[Page and application data records]
%%
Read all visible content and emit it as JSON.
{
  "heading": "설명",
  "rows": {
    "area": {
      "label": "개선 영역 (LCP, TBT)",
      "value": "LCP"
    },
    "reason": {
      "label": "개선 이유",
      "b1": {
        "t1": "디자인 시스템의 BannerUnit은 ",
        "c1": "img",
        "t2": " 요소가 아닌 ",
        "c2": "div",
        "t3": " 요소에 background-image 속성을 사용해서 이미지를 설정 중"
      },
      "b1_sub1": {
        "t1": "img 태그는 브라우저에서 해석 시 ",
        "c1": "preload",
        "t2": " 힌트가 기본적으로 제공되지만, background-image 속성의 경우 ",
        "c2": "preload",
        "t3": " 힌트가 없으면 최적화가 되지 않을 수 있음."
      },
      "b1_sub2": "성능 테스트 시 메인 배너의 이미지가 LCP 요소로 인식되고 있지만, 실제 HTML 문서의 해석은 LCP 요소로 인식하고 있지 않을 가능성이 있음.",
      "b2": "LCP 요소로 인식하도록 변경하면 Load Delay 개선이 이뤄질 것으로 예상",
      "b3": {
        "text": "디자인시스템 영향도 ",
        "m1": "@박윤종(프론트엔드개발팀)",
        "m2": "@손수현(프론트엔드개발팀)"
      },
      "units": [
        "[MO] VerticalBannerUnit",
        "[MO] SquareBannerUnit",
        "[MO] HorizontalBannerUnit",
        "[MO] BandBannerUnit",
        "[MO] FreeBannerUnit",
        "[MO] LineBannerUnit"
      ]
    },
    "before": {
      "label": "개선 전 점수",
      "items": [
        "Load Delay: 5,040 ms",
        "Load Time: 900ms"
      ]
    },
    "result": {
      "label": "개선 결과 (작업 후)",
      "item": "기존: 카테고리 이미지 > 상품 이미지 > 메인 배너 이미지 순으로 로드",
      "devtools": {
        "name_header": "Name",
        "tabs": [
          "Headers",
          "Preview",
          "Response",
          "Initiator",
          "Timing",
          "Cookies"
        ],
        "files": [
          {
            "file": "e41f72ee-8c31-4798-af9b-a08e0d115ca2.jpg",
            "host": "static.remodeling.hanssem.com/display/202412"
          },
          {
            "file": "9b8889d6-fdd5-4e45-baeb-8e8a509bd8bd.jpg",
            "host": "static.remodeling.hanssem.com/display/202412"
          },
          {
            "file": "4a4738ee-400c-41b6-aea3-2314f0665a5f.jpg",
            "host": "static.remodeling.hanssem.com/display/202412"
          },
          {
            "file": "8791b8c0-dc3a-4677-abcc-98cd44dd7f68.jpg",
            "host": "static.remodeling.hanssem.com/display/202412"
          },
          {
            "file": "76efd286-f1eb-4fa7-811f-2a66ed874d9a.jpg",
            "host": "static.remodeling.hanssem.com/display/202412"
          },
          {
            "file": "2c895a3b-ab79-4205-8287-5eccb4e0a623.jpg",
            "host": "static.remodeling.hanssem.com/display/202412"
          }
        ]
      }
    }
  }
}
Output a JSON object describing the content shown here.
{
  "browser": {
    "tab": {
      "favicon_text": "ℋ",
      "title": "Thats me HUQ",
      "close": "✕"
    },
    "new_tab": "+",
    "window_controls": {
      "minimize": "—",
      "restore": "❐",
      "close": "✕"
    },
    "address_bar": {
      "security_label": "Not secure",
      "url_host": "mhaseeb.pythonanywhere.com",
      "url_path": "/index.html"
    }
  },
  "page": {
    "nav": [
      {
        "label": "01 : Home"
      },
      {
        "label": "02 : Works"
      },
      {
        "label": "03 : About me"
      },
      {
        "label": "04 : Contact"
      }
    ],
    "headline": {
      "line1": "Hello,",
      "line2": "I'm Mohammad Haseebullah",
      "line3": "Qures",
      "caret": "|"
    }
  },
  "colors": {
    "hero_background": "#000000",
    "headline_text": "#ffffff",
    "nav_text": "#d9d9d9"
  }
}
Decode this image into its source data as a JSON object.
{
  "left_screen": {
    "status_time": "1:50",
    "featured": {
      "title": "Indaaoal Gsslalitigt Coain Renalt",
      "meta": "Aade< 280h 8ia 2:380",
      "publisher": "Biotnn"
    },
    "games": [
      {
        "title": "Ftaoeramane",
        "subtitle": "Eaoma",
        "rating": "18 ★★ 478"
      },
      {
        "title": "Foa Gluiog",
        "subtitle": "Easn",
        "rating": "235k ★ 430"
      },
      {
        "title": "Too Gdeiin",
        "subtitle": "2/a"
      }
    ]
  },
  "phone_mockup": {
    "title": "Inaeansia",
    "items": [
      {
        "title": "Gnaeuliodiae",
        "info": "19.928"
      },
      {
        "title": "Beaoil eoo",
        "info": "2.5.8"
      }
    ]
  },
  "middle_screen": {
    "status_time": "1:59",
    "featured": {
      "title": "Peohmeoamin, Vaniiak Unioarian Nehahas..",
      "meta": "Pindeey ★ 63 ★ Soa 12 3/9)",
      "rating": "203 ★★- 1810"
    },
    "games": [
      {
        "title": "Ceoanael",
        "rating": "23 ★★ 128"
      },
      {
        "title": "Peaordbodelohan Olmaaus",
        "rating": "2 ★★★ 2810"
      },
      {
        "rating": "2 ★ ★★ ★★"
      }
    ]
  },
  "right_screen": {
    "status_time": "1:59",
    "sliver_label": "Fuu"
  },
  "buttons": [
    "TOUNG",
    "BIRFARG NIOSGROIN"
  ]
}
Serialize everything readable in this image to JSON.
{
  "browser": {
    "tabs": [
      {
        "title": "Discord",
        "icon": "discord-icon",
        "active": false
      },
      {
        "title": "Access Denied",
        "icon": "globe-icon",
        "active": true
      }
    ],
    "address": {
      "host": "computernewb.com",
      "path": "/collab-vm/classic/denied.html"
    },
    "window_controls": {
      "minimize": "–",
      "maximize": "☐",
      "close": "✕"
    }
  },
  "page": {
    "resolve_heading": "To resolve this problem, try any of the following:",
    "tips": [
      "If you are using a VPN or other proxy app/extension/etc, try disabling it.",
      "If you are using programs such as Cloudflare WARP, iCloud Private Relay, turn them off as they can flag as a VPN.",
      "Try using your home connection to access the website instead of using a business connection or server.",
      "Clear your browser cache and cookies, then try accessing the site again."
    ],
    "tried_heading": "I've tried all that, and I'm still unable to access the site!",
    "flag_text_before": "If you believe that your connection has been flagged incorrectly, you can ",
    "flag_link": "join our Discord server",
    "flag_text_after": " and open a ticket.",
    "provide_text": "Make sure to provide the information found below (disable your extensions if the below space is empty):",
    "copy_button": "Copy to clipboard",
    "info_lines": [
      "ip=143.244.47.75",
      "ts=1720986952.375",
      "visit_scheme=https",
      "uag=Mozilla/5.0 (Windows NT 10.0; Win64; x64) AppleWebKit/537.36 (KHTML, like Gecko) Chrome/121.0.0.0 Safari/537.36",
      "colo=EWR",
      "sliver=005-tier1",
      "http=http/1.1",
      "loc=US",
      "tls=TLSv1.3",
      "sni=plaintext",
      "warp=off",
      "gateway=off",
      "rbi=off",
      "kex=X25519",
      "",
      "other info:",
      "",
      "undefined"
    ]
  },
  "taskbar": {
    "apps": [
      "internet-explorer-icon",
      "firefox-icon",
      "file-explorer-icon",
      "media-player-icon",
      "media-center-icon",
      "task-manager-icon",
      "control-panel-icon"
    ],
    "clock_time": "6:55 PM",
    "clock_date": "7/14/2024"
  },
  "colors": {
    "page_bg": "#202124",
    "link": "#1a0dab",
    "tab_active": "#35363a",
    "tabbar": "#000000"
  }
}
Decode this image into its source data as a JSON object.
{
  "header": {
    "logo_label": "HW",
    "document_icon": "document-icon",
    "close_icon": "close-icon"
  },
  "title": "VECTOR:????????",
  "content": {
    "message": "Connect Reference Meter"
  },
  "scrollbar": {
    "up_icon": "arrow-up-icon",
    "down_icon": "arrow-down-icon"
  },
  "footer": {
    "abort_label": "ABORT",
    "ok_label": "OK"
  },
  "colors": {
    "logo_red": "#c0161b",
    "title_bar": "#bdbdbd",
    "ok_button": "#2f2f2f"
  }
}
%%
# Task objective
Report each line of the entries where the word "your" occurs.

# Response for this exercise
      "Try using your home connection to access the website instead of using a business connection or server.",
      "Clear your browser cache and cookies, then try accessing the site again."
    "flag_text_before": "If you believe that your connection has been flagged incorrectly, you can ",
    "provide_text": "Make sure to provide the information found below (disable your extensions if the below space is empty):",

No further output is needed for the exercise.